More good news for Obama in February jobs report
Friday’s jobs report continued a trend of good news for the president, with 227,000 new jobs created in February.
The unemployment rate stayed at 8.3 percent, because more people reentered the work force. Republicans are focusing on that number. But overall, the report contains plenty of good news, continuing a positive trend for the White House.
Hiring in December and January was also revised upwards, for an average of 245,000 jobs a month in the past three months.
Not everything is rosy: The number of long-term unemployed people stayed at 5.4 million. But nearly half a million people began looking for work last month, another good sign.
After last month’s jobs report, Republicans argued that while unemployment was trending downwards, the economy was not improving fast enough.
Former Massachusetts governor Mitt Romney said in his victory speech Tuesday night, “Eight percent unemployment is not the best America can do; it’s the best this president can do.”
This month, the Republican National Committee took a more aggressive tack, focusing on the 8.3 percent number to argue that things are not getting better at all.
“Today’s jobs report is yet another reminder that far too many Americans are out of work, and the situation is clearly not improving,” RNC Chairman Reince Priebus said in a statement. “Millions of families ... are still waiting on President Obama to keep his promise of an economic recovery.”
On an RNC call, economist Douglas Holtz-Eakin was more measured, saying there was “good news” in the jobs report — just not good enough.
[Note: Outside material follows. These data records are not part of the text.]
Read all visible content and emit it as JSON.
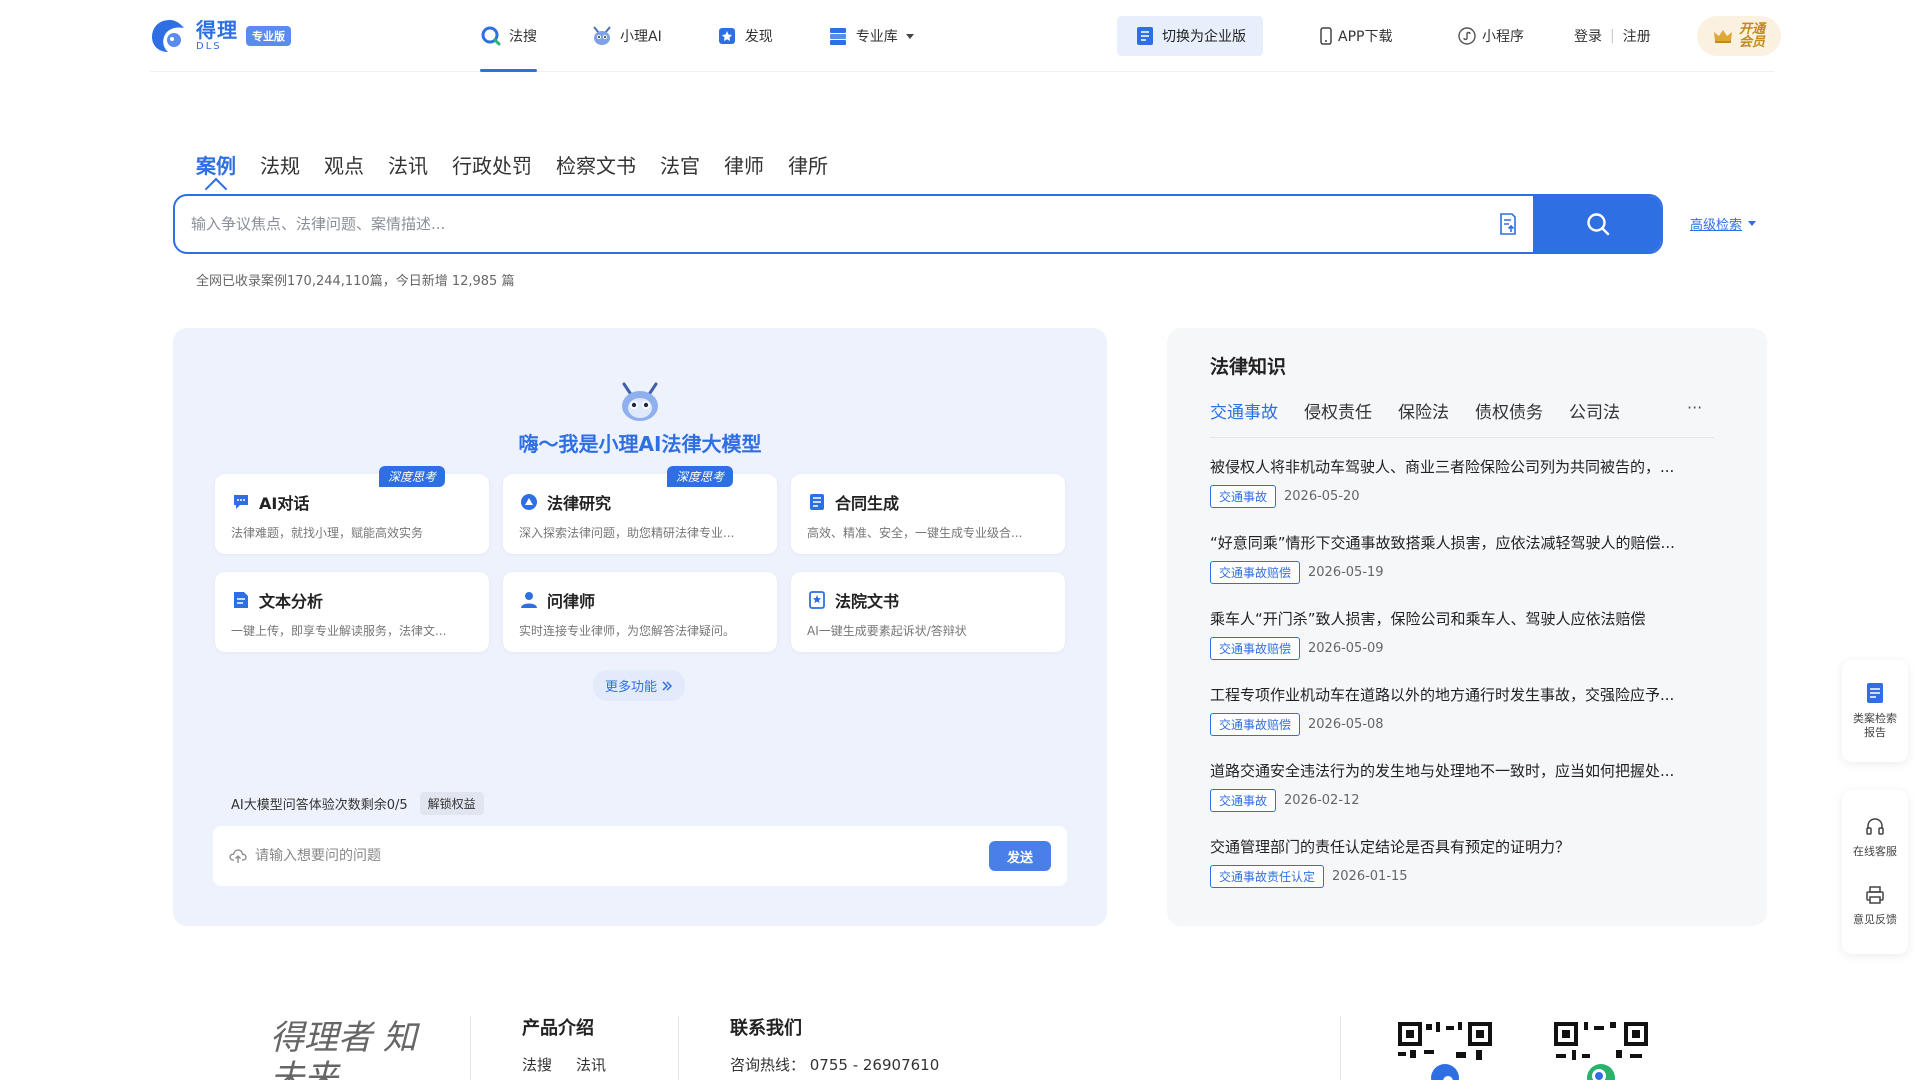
{
  "header": {
    "logo_text": "得理",
    "logo_en": "DLS",
    "logo_badge": "专业版",
    "nav": [
      {
        "label": "法搜",
        "active": true
      },
      {
        "label": "小理AI"
      },
      {
        "label": "发现"
      },
      {
        "label": "专业库"
      }
    ],
    "switch_label": "切换为企业版",
    "app_download": "APP下载",
    "mini_program": "小程序",
    "login": "登录",
    "register": "注册",
    "vip_line1": "开通",
    "vip_line2": "会员"
  },
  "search": {
    "tabs": [
      "案例",
      "法规",
      "观点",
      "法讯",
      "行政处罚",
      "检察文书",
      "法官",
      "律师",
      "律所"
    ],
    "placeholder": "输入争议焦点、法律问题、案情描述...",
    "advanced": "高级检索",
    "stats": "全网已收录案例170,244,110篇，今日新增 12,985 篇"
  },
  "ai": {
    "title": "嗨～我是小理AI法律大模型",
    "features": [
      {
        "title": "AI对话",
        "desc": "法律难题，就找小理，赋能高效实务",
        "badge": "深度思考"
      },
      {
        "title": "法律研究",
        "desc": "深入探索法律问题，助您精研法律专业...",
        "badge": "深度思考"
      },
      {
        "title": "合同生成",
        "desc": "高效、精准、安全，一键生成专业级合..."
      },
      {
        "title": "文本分析",
        "desc": "一键上传，即享专业解读服务，法律文..."
      },
      {
        "title": "问律师",
        "desc": "实时连接专业律师，为您解答法律疑问。"
      },
      {
        "title": "法院文书",
        "desc": "AI一键生成要素起诉状/答辩状"
      }
    ],
    "more": "更多功能",
    "quota": "AI大模型问答体验次数剩余0/5",
    "unlock": "解锁权益",
    "ask_placeholder": "请输入想要问的问题",
    "send": "发送"
  },
  "knowledge": {
    "title": "法律知识",
    "tabs": [
      "交通事故",
      "侵权责任",
      "保险法",
      "债权债务",
      "公司法"
    ],
    "more": "···",
    "items": [
      {
        "title": "被侵权人将非机动车驾驶人、商业三者险保险公司列为共同被告的，...",
        "tag": "交通事故",
        "date": "2026-05-20"
      },
      {
        "title": "“好意同乘”情形下交通事故致搭乘人损害，应依法减轻驾驶人的赔偿...",
        "tag": "交通事故赔偿",
        "date": "2026-05-19"
      },
      {
        "title": "乘车人“开门杀”致人损害，保险公司和乘车人、驾驶人应依法赔偿",
        "tag": "交通事故赔偿",
        "date": "2026-05-09"
      },
      {
        "title": "工程专项作业机动车在道路以外的地方通行时发生事故，交强险应予...",
        "tag": "交通事故赔偿",
        "date": "2026-05-08"
      },
      {
        "title": "道路交通安全违法行为的发生地与处理地不一致时，应当如何把握处...",
        "tag": "交通事故",
        "date": "2026-02-12"
      },
      {
        "title": "交通管理部门的责任认定结论是否具有预定的证明力？",
        "tag": "交通事故责任认定",
        "date": "2026-01-15"
      }
    ]
  },
  "float": {
    "report": "类案检索报告",
    "service": "在线客服",
    "feedback": "意见反馈"
  },
  "footer": {
    "logo": "得理者 知未来",
    "products_title": "产品介绍",
    "products": [
      "法搜",
      "法讯"
    ],
    "contact_title": "联系我们",
    "hotline": "咨询热线： 0755 - 26907610"
  },
  "colors": {
    "brand": "#2f6fe4",
    "ai_bg": "#eef2fc",
    "knowledge_bg": "#f6f7f9"
  }
}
A strong economy, he argued, “would be vibrant enough to accept” those returning to the workforce. Instead, he said “the unemployment rate will at best stay flat and maybe go up.”
If more and more people return to the labor force, the recovery could be slower but stronger — giving Obama’s critics more room to attack in the short term.
As we wrote yesterday, two months of positive news has yet to have an effect on Obama’s Gallup numbers.
Economic optimism has been increasing, but opinions on the current economy are still very pessimistic.
Voters tend to focus on the unemployment rate trend line. It remains to be seen whether added jobs but a stagnant unemployment rate will be persuasive.